*** Opening of The input ***

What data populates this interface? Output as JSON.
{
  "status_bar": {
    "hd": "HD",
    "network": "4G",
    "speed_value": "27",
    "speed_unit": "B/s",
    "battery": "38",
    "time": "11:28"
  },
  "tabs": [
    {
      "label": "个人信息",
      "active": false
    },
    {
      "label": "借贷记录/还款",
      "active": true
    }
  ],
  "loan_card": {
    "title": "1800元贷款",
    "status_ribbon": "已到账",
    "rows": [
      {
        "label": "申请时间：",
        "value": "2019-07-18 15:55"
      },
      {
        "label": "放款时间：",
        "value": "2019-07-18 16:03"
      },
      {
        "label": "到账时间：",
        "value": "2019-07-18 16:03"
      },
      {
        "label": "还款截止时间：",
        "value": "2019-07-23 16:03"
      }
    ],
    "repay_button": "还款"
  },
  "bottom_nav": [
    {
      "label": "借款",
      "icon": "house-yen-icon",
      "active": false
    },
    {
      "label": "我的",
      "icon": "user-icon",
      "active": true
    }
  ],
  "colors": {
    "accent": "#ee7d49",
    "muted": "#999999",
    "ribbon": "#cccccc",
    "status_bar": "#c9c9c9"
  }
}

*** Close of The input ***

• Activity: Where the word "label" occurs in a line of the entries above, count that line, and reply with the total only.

• Reply: 8